The decision was made to hold a one-day ride and have motorcyclists gather in the large parking area at Rich Fork Baptist Church in Thomasville. They then rode their motorcycles through BCH’s Mills Home campus, where children stood in the yards of their cottages and cheered them on as they rode by.
Despite restrictions and periodical rain, which resulted in a decrease in the number of riders attending, support was stronger than ever. Riders raise contributions throughout the year and many send in donations even if they are unable to participate in person.
This year, because BCH had to postpone its annual “Food Roundup” in April, bikers were asked to fill the saddlebags on their motorcycles with needed items for the rescheduled food drive. Riders not only filled a van full of collected items, but several churches and riders brought truckloads of supplies on other dates.
The funds raised through Ride to Clyde are critical for helping BCH provide care and ministry throughout North Carolina and beyond. BCH started in 1885 with one location in Thomasville and now operates ministries in 29 communities, including locations in North Carolina, South Carolina and Guatemala.
BCH ministries will impact more than 100,000 people this year through its ministries to abused and neglected boys and girls, care for intellectually and developmentally disabled adults, teen mothers, single mothers and aging adults. BCH has also established 85 foster care homes through its growing Family Foster Care and Adoption ministry.
North Carolina Baptists support BCH year-round primarily through the Cooperative Program and the BCH annual offering that takes place each fall.
Michael C. Blackwell, BCH president and CEO, praised Ride to Clyde participants for “stepping up once again.”
“They understand that there is no way BCH can provide safe, Christian homes for children without their support,” Blackwell said. “This is an incredible way to celebrate Ride to Clyde’s fifth anniversary, especially In the midst of this challenging year.”
Motorcycles have become an integral part of North Carolina Baptist life, with dozens of church-related rider groups and churches planted especially to reach people who are part of the motorcycle lifestyle. Many Ride to Clyde participants are pastors and most others are church members.
Buddy Harris, 73, rode his motorcycle more than 200 miles from Wilmington to Thomasville, with stops in Lumberton and Fayetteville. It was his third Ride to Clyde.
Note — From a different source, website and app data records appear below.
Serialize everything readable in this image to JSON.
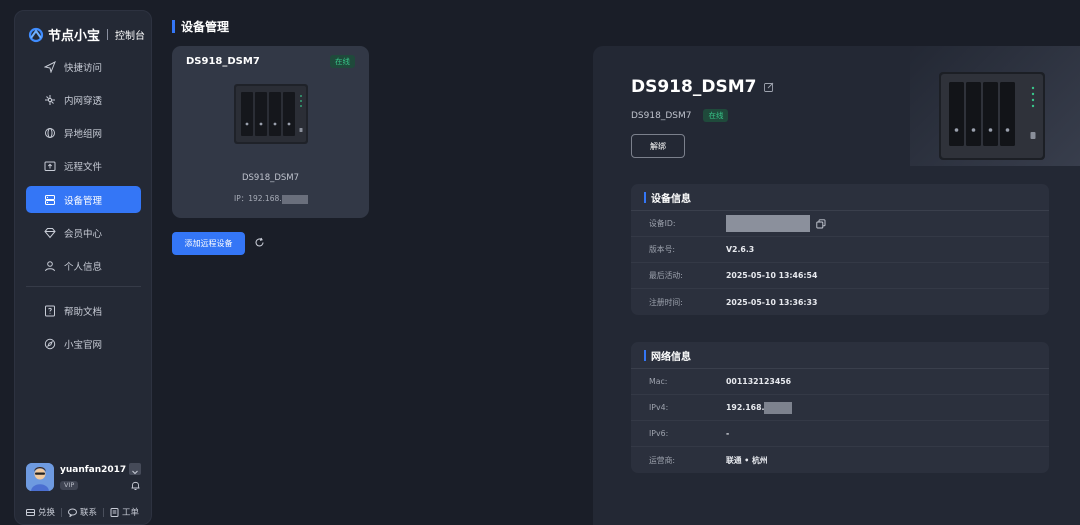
{
  "sidebar": {
    "logo_text": "节点小宝",
    "logo_sub": "控制台",
    "items": [
      {
        "label": "快捷访问",
        "icon": "send-icon"
      },
      {
        "label": "内网穿透",
        "icon": "network-icon"
      },
      {
        "label": "异地组网",
        "icon": "globe-network-icon"
      },
      {
        "label": "远程文件",
        "icon": "folder-upload-icon"
      },
      {
        "label": "设备管理",
        "icon": "server-icon",
        "active": true
      },
      {
        "label": "会员中心",
        "icon": "diamond-icon"
      },
      {
        "label": "个人信息",
        "icon": "user-icon"
      }
    ],
    "items2": [
      {
        "label": "帮助文档",
        "icon": "help-doc-icon"
      },
      {
        "label": "小宝官网",
        "icon": "compass-icon"
      }
    ],
    "user": {
      "name": "yuanfan2017",
      "badge": "VIP"
    },
    "links": [
      {
        "label": "兑换",
        "icon": "redeem-icon"
      },
      {
        "label": "联系",
        "icon": "chat-icon"
      },
      {
        "label": "工单",
        "icon": "ticket-icon"
      }
    ]
  },
  "page": {
    "title": "设备管理"
  },
  "device_card": {
    "name": "DS918_DSM7",
    "status": "在线",
    "label": "DS918_DSM7",
    "ip_prefix": "IP：192.168."
  },
  "actions": {
    "add_device": "添加远程设备"
  },
  "detail": {
    "title": "DS918_DSM7",
    "subtitle": "DS918_DSM7",
    "status": "在线",
    "unbind": "解绑",
    "device_info": {
      "heading": "设备信息",
      "rows": [
        {
          "key": "设备ID:",
          "value": ""
        },
        {
          "key": "版本号:",
          "value": "V2.6.3"
        },
        {
          "key": "最后活动:",
          "value": "2025-05-10 13:46:54"
        },
        {
          "key": "注册时间:",
          "value": "2025-05-10 13:36:33"
        }
      ]
    },
    "network_info": {
      "heading": "网络信息",
      "rows": [
        {
          "key": "Mac:",
          "value": "001132123456"
        },
        {
          "key": "IPv4:",
          "value": "192.168."
        },
        {
          "key": "IPv6:",
          "value": "-"
        },
        {
          "key": "运营商:",
          "value": "联通 • 杭州"
        }
      ]
    }
  },
  "colors": {
    "accent": "#3476f6",
    "online": "#38c58a",
    "background": "#1a1e28"
  }
}
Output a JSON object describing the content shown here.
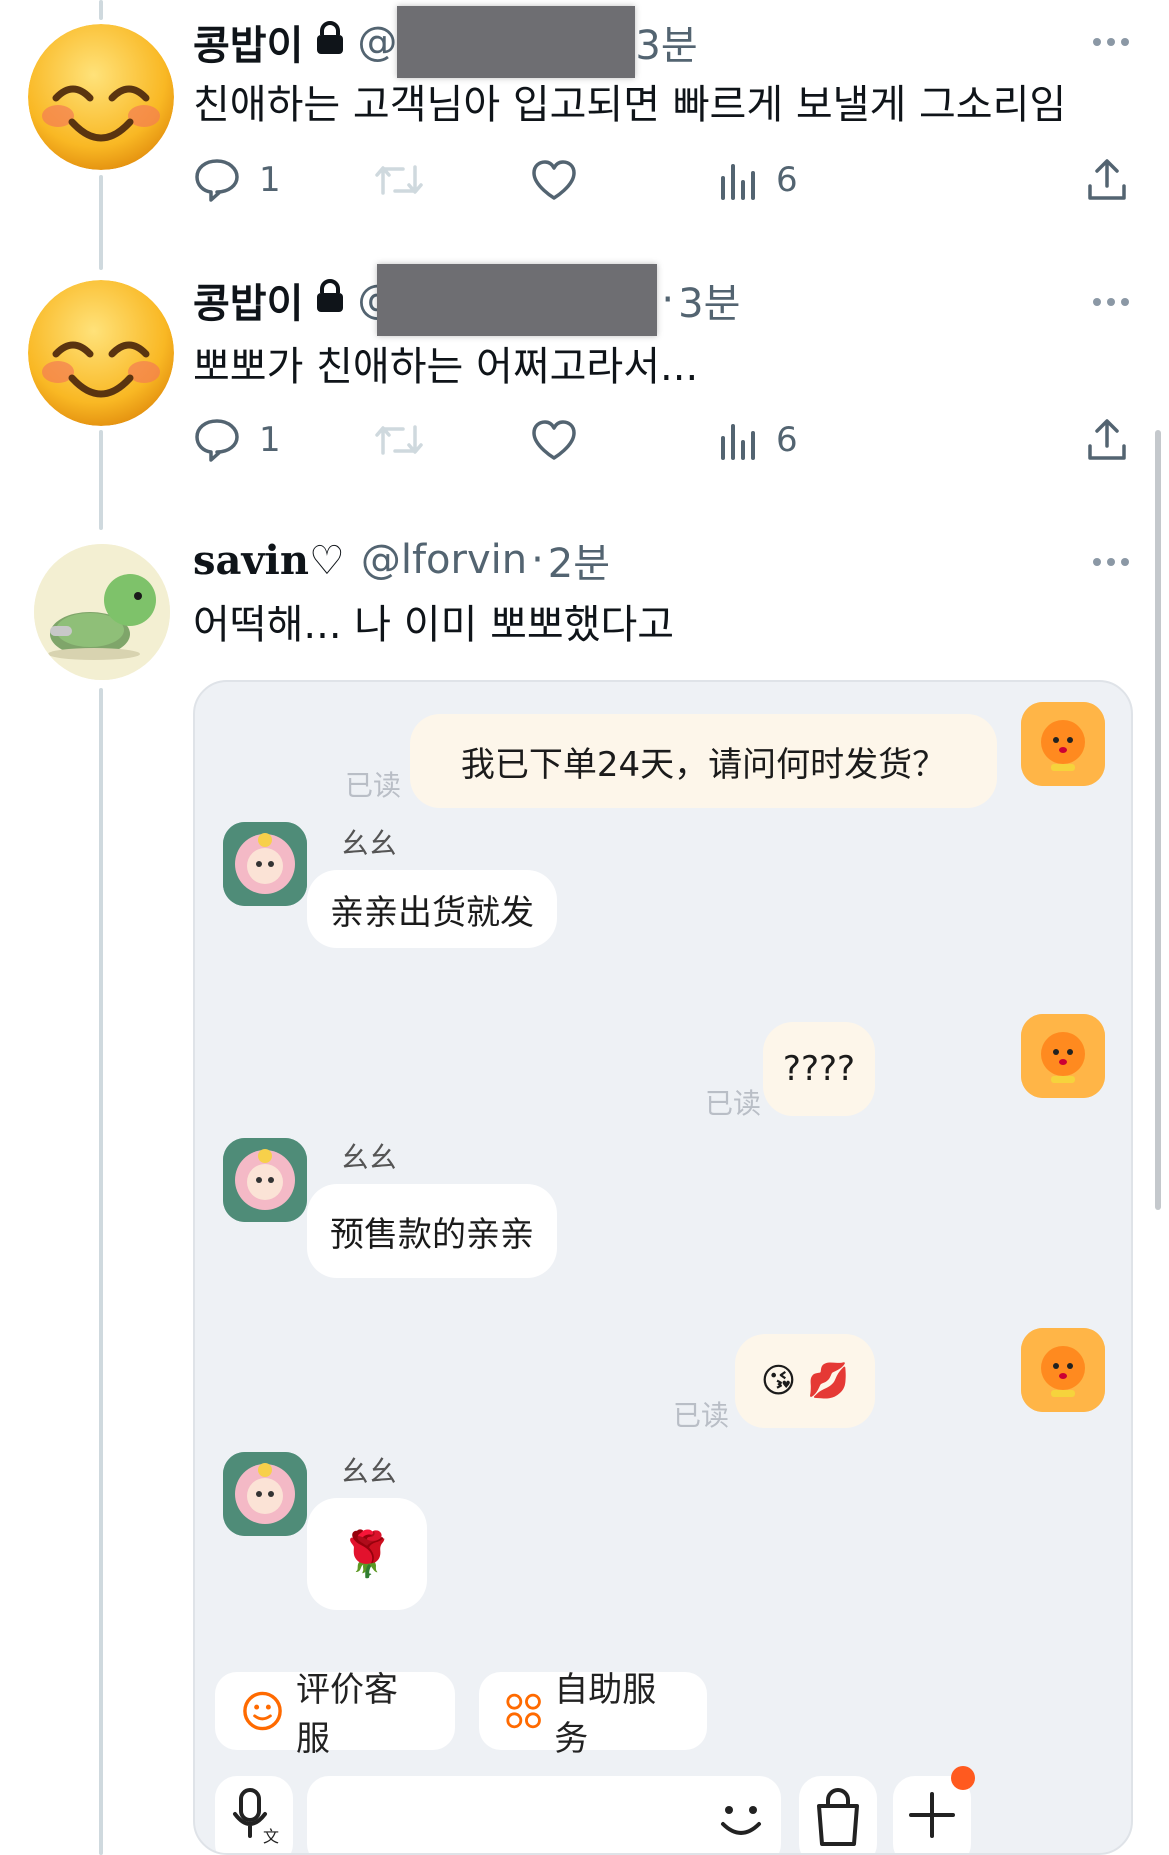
{
  "tweets": [
    {
      "name": "콩밥이",
      "handle": "@",
      "time": "3분",
      "text": "친애하는 고객님아 입고되면 빠르게 보낼게 그소리임",
      "replies": "1",
      "views": "6"
    },
    {
      "name": "콩밥이",
      "handle": "@",
      "time": "3분",
      "dot": "·",
      "text": "뽀뽀가 친애하는 어쩌고라서...",
      "replies": "1",
      "views": "6"
    },
    {
      "name": "savin♡",
      "handle": "@lforvin",
      "dot": "·",
      "time": "2분",
      "text": "어떡해... 나 이미 뽀뽀했다고"
    }
  ],
  "chat": {
    "messages": [
      {
        "side": "right",
        "text": "我已下单24天，请问何时发货？",
        "read": "已读"
      },
      {
        "side": "left",
        "nick": "幺幺",
        "text": "亲亲出货就发"
      },
      {
        "side": "right",
        "text": "????",
        "read": "已读"
      },
      {
        "side": "left",
        "nick": "幺幺",
        "text": "预售款的亲亲"
      },
      {
        "side": "right",
        "text": "😘 💋",
        "read": "已读"
      },
      {
        "side": "left",
        "nick": "幺幺",
        "text": "🌹"
      }
    ],
    "quick_actions": [
      {
        "label": "评价客服",
        "icon": "smile-icon"
      },
      {
        "label": "自助服务",
        "icon": "grid-icon"
      }
    ],
    "colors": {
      "accent": "#ff6a00",
      "bubble_right": "#fdf6ea",
      "bubble_left": "#ffffff",
      "chat_bg": "#eef1f5"
    }
  },
  "colors": {
    "text": "#0f1419",
    "muted": "#536471",
    "thread_line": "#cfd9de"
  }
}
Harris was one of five Carolina Faith Riders who came from Wrightsboro Baptist Church in Wilmington. The church sponsored a golf tournament, which had to be rescheduled several times, to help raise Ride to Clyde contributions.
Harris invited Paul Stanley, 63, who rode his Harley-Davidson from Bladenboro, where he is a member of Hickory Grove Baptist Church. Stanley said it was the first time he participated in Ride to Clyde and knew Baptist Children’s Homes is a great cause to support.
As he received the plaque from BCH, Davis recalled how he and Varriale worked with Baptist state convention staffer John Jones and others for two years to plan the first Ride to Clyde in 2016.
“I feared at first we would lose money rather than raise money,” Davis confessed. But that first ride brought in $20,000 – and totals increased over time. The five Ride to Clyde events from 2016 to 2020 have collectively raised more than $250,000 for BCH.
“Christ brings His people together as His family to impact and support those who often don’t have a family,” Davis said.
(EDITOR’S NOTE – Mike Creswell is a contributing writer and formerly on staff with the Baptist State Convention of North Carolina. Blake Ragsdale is director of communications for Baptist Children’s Homes of North Carolina.)